5. Compliance with legal standards
Depending on what type of business you’re in, there may be standards and regulations that you must adhere to. For example, hiring employees falls under the jurisdiction of the Department of Labor and Federal Employment Laws. There are also State Labor Laws to consider.
(Hint: Be absolutely sure to do your research on the legal matters that can arise when beginning your own business. Not many judges are very accepting of “But, Your Honor, I didn’t know that was illegal!”)
Starting your own business is not an impossible task, especially when you’re prepared.
One other vital thing that makes starting your business easier is having a plan and a mentor. Register for our FREE master class happening Wednesday, August 12th at 9 PM EST to get access to both!
But that doesn’t stop “budget” from being an intimidating word to many people. Some folks may think it means scrimping on everything and never going out for a night on the town. It doesn’t! Budgeting simply means that you know where your money is going and you have a way to track it.
The aim with budgeting is to be aware of your spending, plan for your expenses¹, and make sure you have enough saved to pursue your goals.
Without a budget, it can be easy for expenses to climb beyond your ability to pay for them. You break out the plastic and before you know it you’ve spent fifty bucks on drinks and appetizers with the gang after work. These habits might leave you with a lot of accumulated debt. Plus, without a budget, you may not be saving for a rainy day, vacation, or your retirement. A budget allows you to enact a strategy to help pursue your goals. But what if you’ve never had a budget? Where should you start? Here’s a quick step-by-step guide on how to get your budgeting habit off the ground!
1. Track your expenses every day
Start by tracking your expenses. Write down everything you buy, including memberships, online streaming services, and subscriptions. It’s not complicated to do with popular mobile and web applications. You can also buy a small notebook to keep track of each purchase. Even if it’s a small pack of gum from the gas station or a quick coffee at the corner shop, jot it down. Even tiny expenses add up to sizable amounts if not tracked. Keep track of the big stuff too, like your rent and bill payments.

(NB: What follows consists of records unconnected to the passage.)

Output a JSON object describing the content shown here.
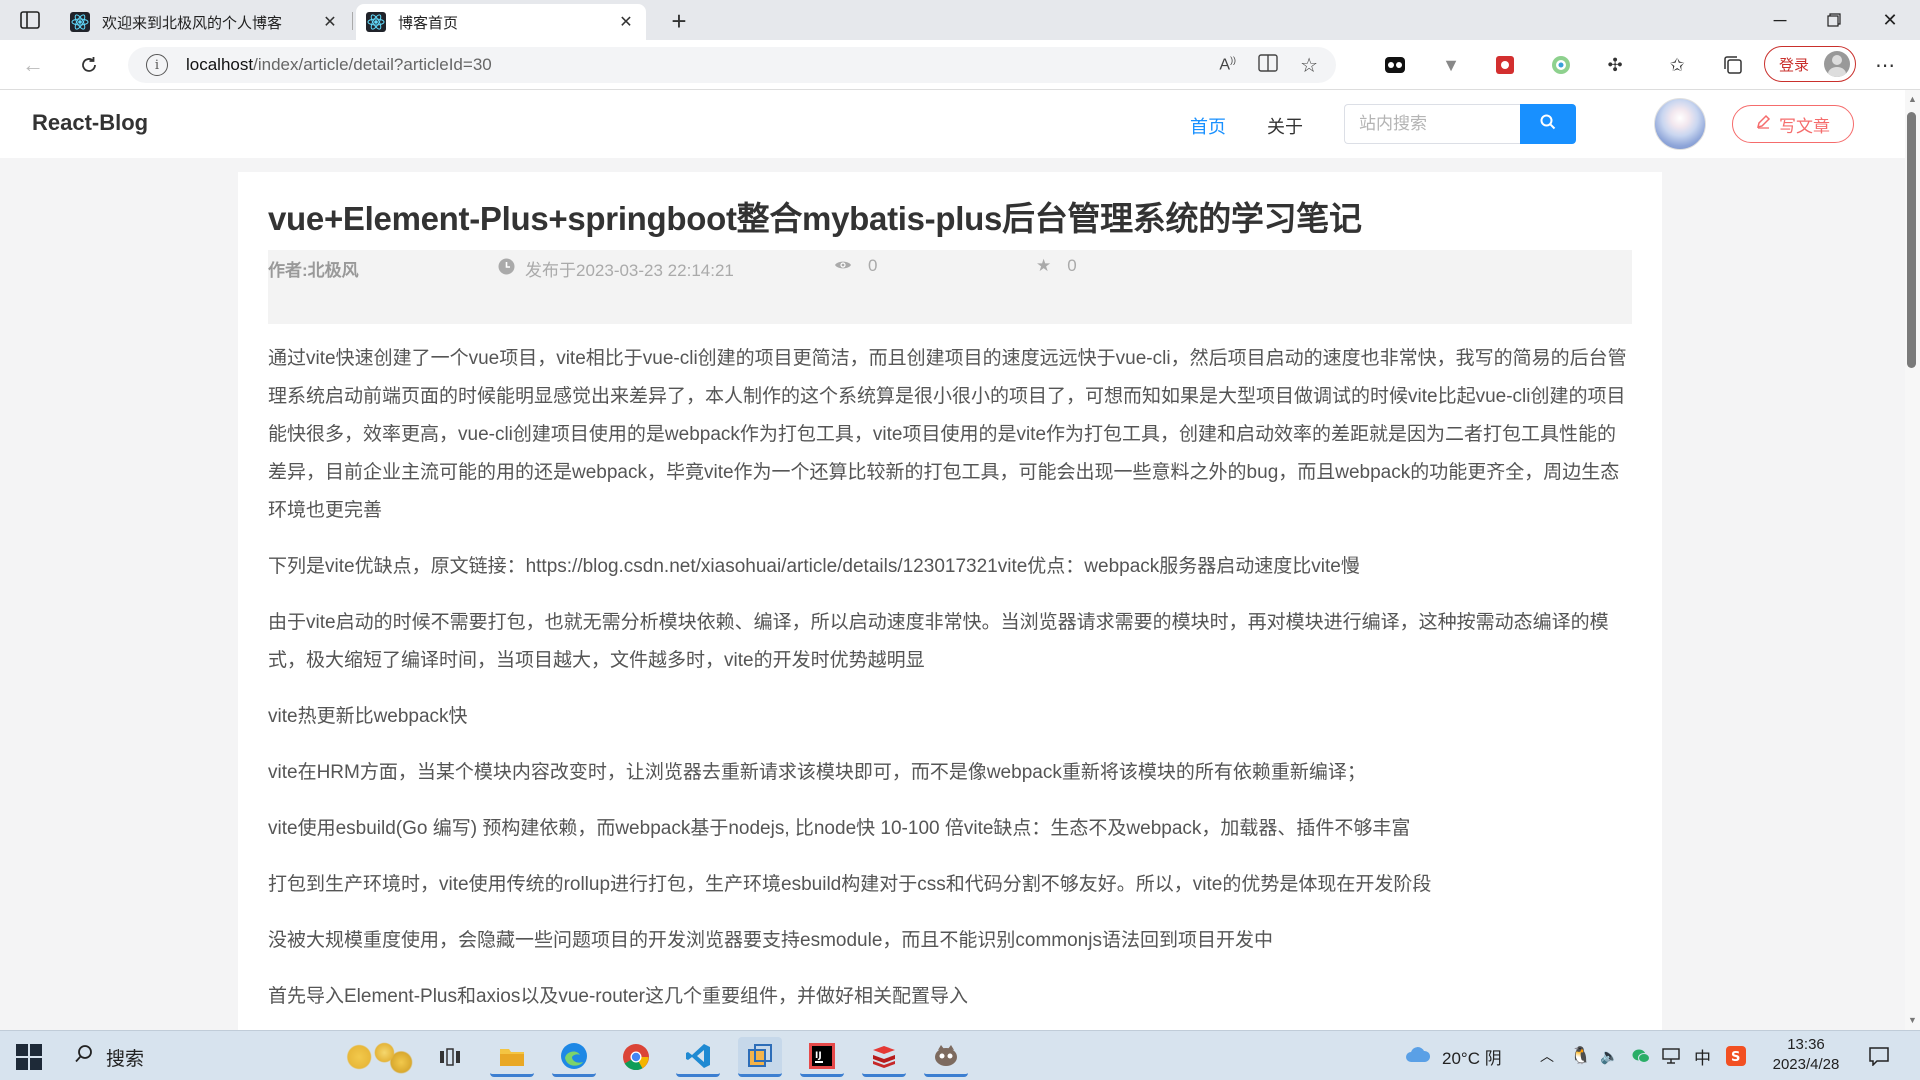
{
  "browser": {
    "tabs": [
      {
        "title": "欢迎来到北极风的个人博客",
        "active": false
      },
      {
        "title": "博客首页",
        "active": true
      }
    ],
    "url": {
      "host": "localhost",
      "path": "/index/article/detail?articleId=30"
    },
    "login_label": "登录"
  },
  "site": {
    "brand": "React-Blog",
    "nav": {
      "home": "首页",
      "about": "关于"
    },
    "search_placeholder": "站内搜索",
    "write_label": "写文章",
    "accent_color": "#1890ff",
    "write_color": "#f56c6c"
  },
  "article": {
    "title": "vue+Element-Plus+springboot整合mybatis-plus后台管理系统的学习笔记",
    "author": "作者:北极风",
    "date": "发布于2023-03-23 22:14:21",
    "views": "0",
    "stars": "0",
    "paragraphs": [
      "通过vite快速创建了一个vue项目，vite相比于vue-cli创建的项目更简洁，而且创建项目的速度远远快于vue-cli，然后项目启动的速度也非常快，我写的简易的后台管理系统启动前端页面的时候能明显感觉出来差异了，本人制作的这个系统算是很小很小的项目了，可想而知如果是大型项目做调试的时候vite比起vue-cli创建的项目能快很多，效率更高，vue-cli创建项目使用的是webpack作为打包工具，vite项目使用的是vite作为打包工具，创建和启动效率的差距就是因为二者打包工具性能的差异，目前企业主流可能的用的还是webpack，毕竟vite作为一个还算比较新的打包工具，可能会出现一些意料之外的bug，而且webpack的功能更齐全，周边生态环境也更完善",
      "下列是vite优缺点，原文链接：https://blog.csdn.net/xiasohuai/article/details/123017321vite优点：webpack服务器启动速度比vite慢",
      "由于vite启动的时候不需要打包，也就无需分析模块依赖、编译，所以启动速度非常快。当浏览器请求需要的模块时，再对模块进行编译，这种按需动态编译的模式，极大缩短了编译时间，当项目越大，文件越多时，vite的开发时优势越明显",
      "vite热更新比webpack快",
      "vite在HRM方面，当某个模块内容改变时，让浏览器去重新请求该模块即可，而不是像webpack重新将该模块的所有依赖重新编译；",
      "vite使用esbuild(Go 编写) 预构建依赖，而webpack基于nodejs, 比node快 10-100 倍vite缺点：生态不及webpack，加载器、插件不够丰富",
      "打包到生产环境时，vite使用传统的rollup进行打包，生产环境esbuild构建对于css和代码分割不够友好。所以，vite的优势是体现在开发阶段",
      "没被大规模重度使用，会隐藏一些问题项目的开发浏览器要支持esmodule，而且不能识别commonjs语法回到项目开发中",
      "首先导入Element-Plus和axios以及vue-router这几个重要组件，并做好相关配置导入"
    ]
  },
  "taskbar": {
    "search_label": "搜索",
    "weather": "20°C 阴",
    "ime": "中",
    "time": "13:36",
    "date": "2023/4/28"
  }
}
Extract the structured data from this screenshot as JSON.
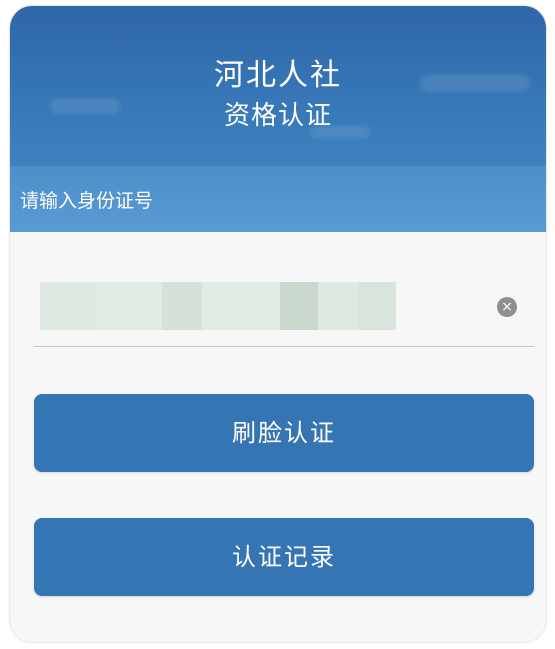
{
  "header": {
    "title": "河北人社",
    "subtitle": "资格认证"
  },
  "prompt": {
    "label": "请输入身份证号"
  },
  "id_input": {
    "value": "",
    "clear_icon": "clear-circle-icon"
  },
  "actions": {
    "face_auth_label": "刷脸认证",
    "records_label": "认证记录"
  },
  "colors": {
    "header": "#3676b6",
    "prompt_bar": "#5a9ad4",
    "button": "#3575b4"
  }
}
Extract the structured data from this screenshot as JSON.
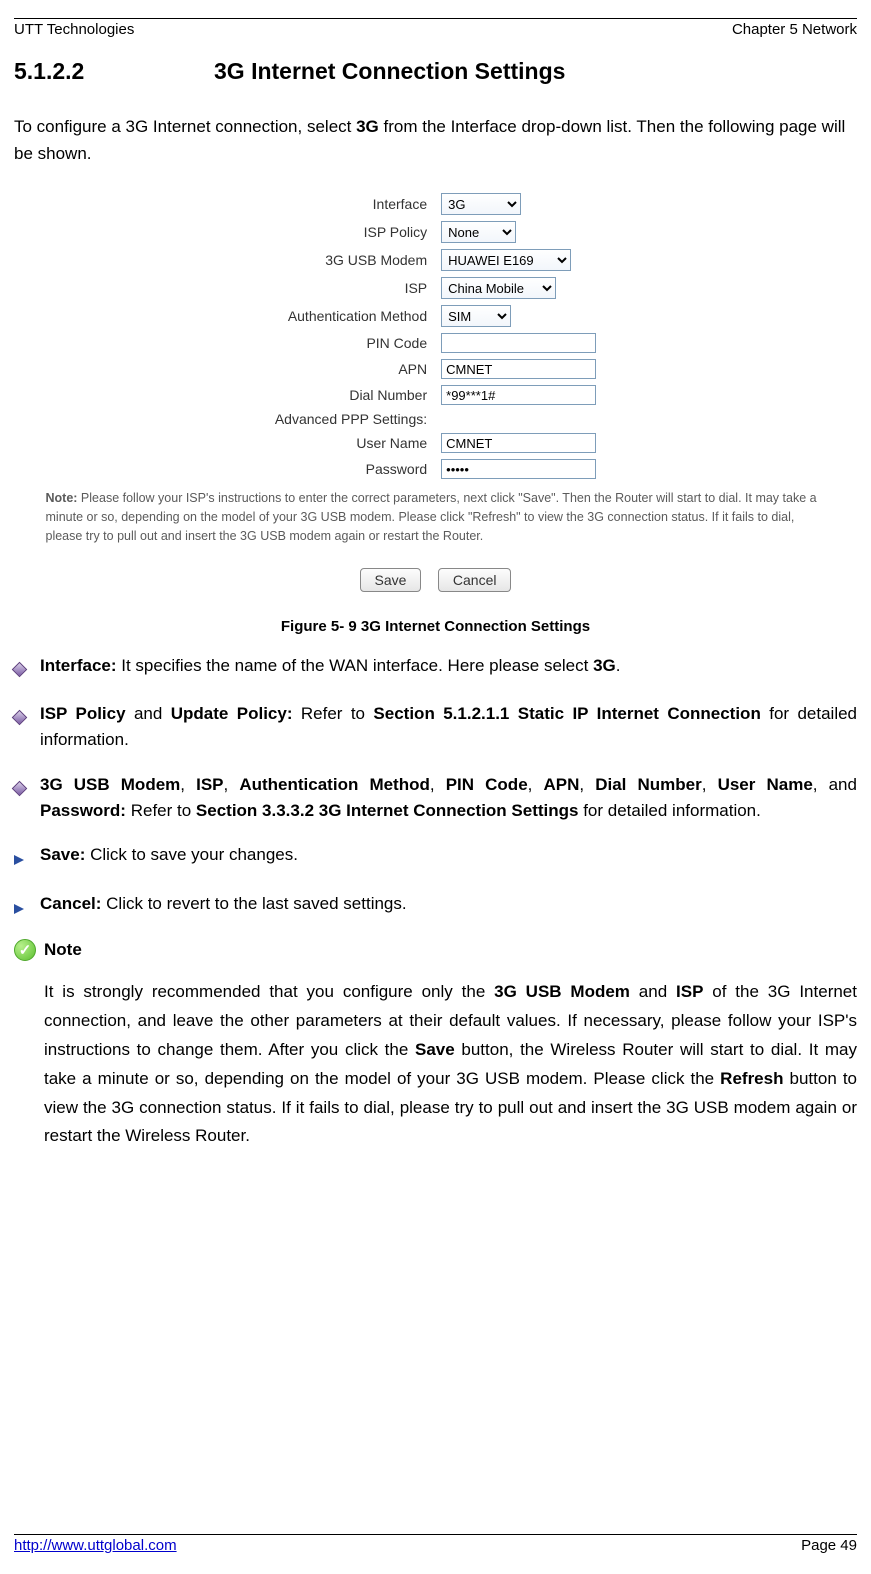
{
  "header": {
    "left": "UTT Technologies",
    "right": "Chapter 5 Network"
  },
  "section": {
    "num": "5.1.2.2",
    "title": "3G Internet Connection Settings"
  },
  "intro_pre": "To configure a 3G Internet connection, select ",
  "intro_bold": "3G",
  "intro_post": " from the Interface drop-down list. Then the following page will be shown.",
  "form": {
    "lbl_interface": "Interface",
    "val_interface": "3G",
    "lbl_isppolicy": "ISP Policy",
    "val_isppolicy": "None",
    "lbl_modem": "3G USB Modem",
    "val_modem": "HUAWEI E169",
    "lbl_isp": "ISP",
    "val_isp": "China Mobile",
    "lbl_auth": "Authentication Method",
    "val_auth": "SIM",
    "lbl_pin": "PIN Code",
    "val_pin": "",
    "lbl_apn": "APN",
    "val_apn": "CMNET",
    "lbl_dial": "Dial Number",
    "val_dial": "*99***1#",
    "lbl_adv": "Advanced PPP Settings:",
    "lbl_user": "User Name",
    "val_user": "CMNET",
    "lbl_pass": "Password",
    "val_pass": "•••••"
  },
  "fignote_b": "Note:",
  "fignote": " Please follow your ISP's instructions to enter the correct parameters, next click \"Save\". Then the Router will start to dial. It may take a minute or so, depending on the model of your 3G USB modem. Please click \"Refresh\" to view the 3G connection status. If it fails to dial, please try to pull out and insert the 3G USB modem again or restart the Router.",
  "buttons": {
    "save": "Save",
    "cancel": "Cancel"
  },
  "figcap": "Figure 5- 9 3G Internet Connection Settings",
  "bullets": {
    "b1_b1": "Interface:",
    "b1_t1": " It specifies the name of the WAN interface. Here please select ",
    "b1_b2": "3G",
    "b1_t2": ".",
    "b2_b1": "ISP Policy",
    "b2_t1": " and ",
    "b2_b2": "Update Policy:",
    "b2_t2": " Refer to ",
    "b2_b3": "Section 5.1.2.1.1 Static IP Internet Connection",
    "b2_t3": " for detailed information.",
    "b3_b1": "3G USB Modem",
    "b3_t1": ", ",
    "b3_b2": "ISP",
    "b3_t2": ", ",
    "b3_b3": "Authentication Method",
    "b3_t3": ", ",
    "b3_b4": "PIN Code",
    "b3_t4": ", ",
    "b3_b5": "APN",
    "b3_t5": ", ",
    "b3_b6": "Dial Number",
    "b3_t6": ", ",
    "b3_b7": "User Name",
    "b3_t7": ", and ",
    "b3_b8": "Password:",
    "b3_t8": " Refer to ",
    "b3_b9": "Section 3.3.3.2 3G Internet Connection Settings",
    "b3_t9": " for detailed information.",
    "b4_b1": "Save:",
    "b4_t1": " Click to save your changes.",
    "b5_b1": "Cancel:",
    "b5_t1": " Click to revert to the last saved settings."
  },
  "notehead": "Note",
  "note_t1": "It is strongly recommended that you configure only the ",
  "note_b1": "3G USB Modem",
  "note_t2": " and ",
  "note_b2": "ISP",
  "note_t3": " of the 3G Internet connection, and leave the other parameters at their default values. If necessary, please follow your ISP's instructions to change them. After you click the ",
  "note_b3": "Save",
  "note_t4": " button, the Wireless Router will start to dial. It may take a minute or so, depending on the model of your 3G USB modem. Please click the ",
  "note_b4": "Refresh",
  "note_t5": " button to view the 3G connection status. If it fails to dial, please try to pull out and insert the 3G USB modem again or restart the Wireless Router.",
  "footer": {
    "url": "http://www.uttglobal.com",
    "page": "Page 49"
  }
}
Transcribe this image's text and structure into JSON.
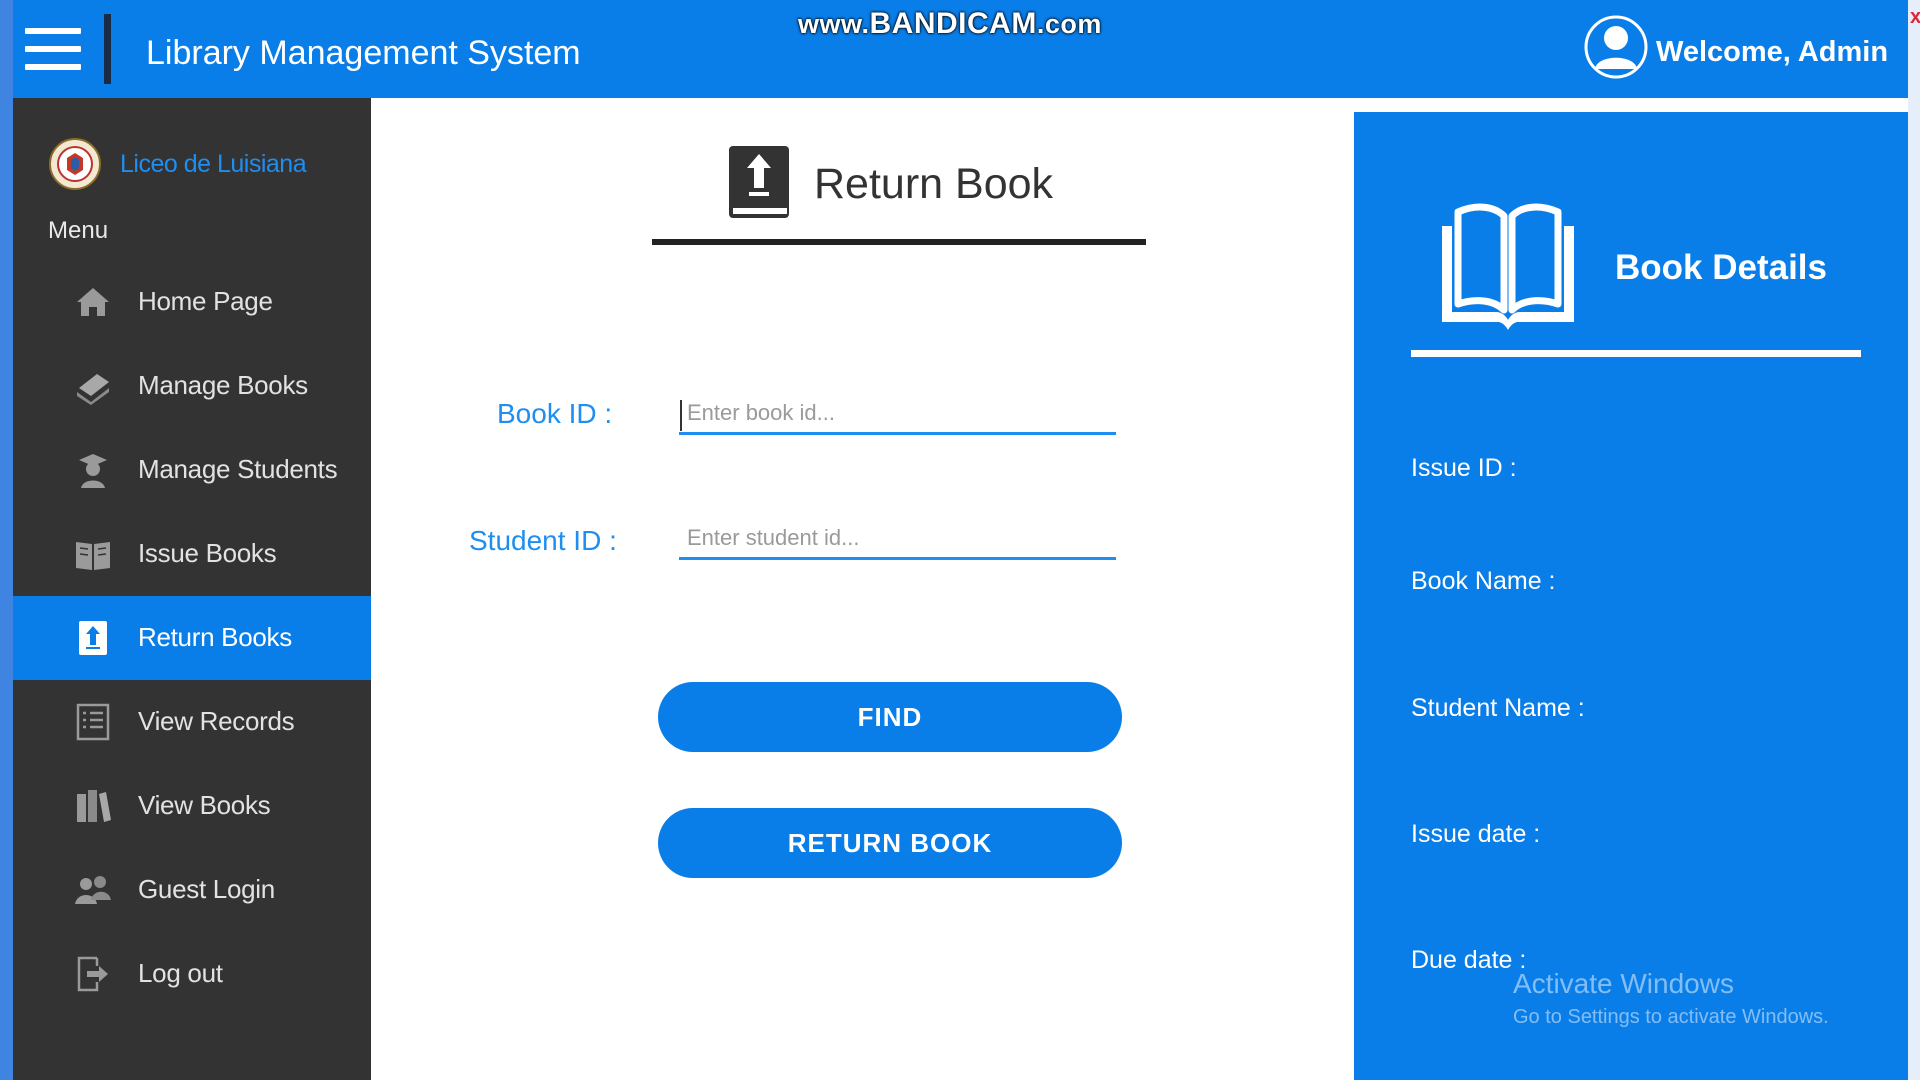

2. Add up expenses every week and develop categories
Once you’ve collected enough data, it’s time to figure out where exactly your paycheck is going. Start with adding up your expenses every week. How much are you spending? What are you spending money on? As you add your spending up, start developing categories. The goal is to organize all your expenses so you can see what you’re spending money on. For example, if you eat out a few times per week, group those expenses under a category called “Eating Out”. Get as general or as specific as you wish. Maybe throwing all your food purchases into one bucket is all you need, or you may want to break it down by location – grocery store, big box store, restaurants, etc.
3. Create a monthly list of expenses
Once you’ve recorded your expenses for a full month, it’s time to create a monthly list. Now you might also have more clarity on how you want to set up your categories. Next, total each category for the month.
4. Adjust your spending as necessary
Compare your total expenses with your income. There are two possible outcomes. You may be spending within your income or spending outside your income. If you’re spending within your income, create a category for savings if you don’t have one. It’s a good idea to create a separate savings category for large future purchases too, like a home or a vacation. If you find you’re spending too much, you may need to cut back spending in some categories. The beauty of a budget is that once you see how much you’re spending, and on what, you’ll be able to strategize where you need to cut back.
5. Keep going
Once you develop the habit of budgeting, it should become part of your routine. You can look forward to working on your savings and developing a retirement strategy, but don’t forget to budget in a little fun too!
¹Jeremy Vohwinkle, “Make a Personal Budget in 6 Steps: A Step-by-Step Guide to Make a Budget,” The Balance (March 6, 2020).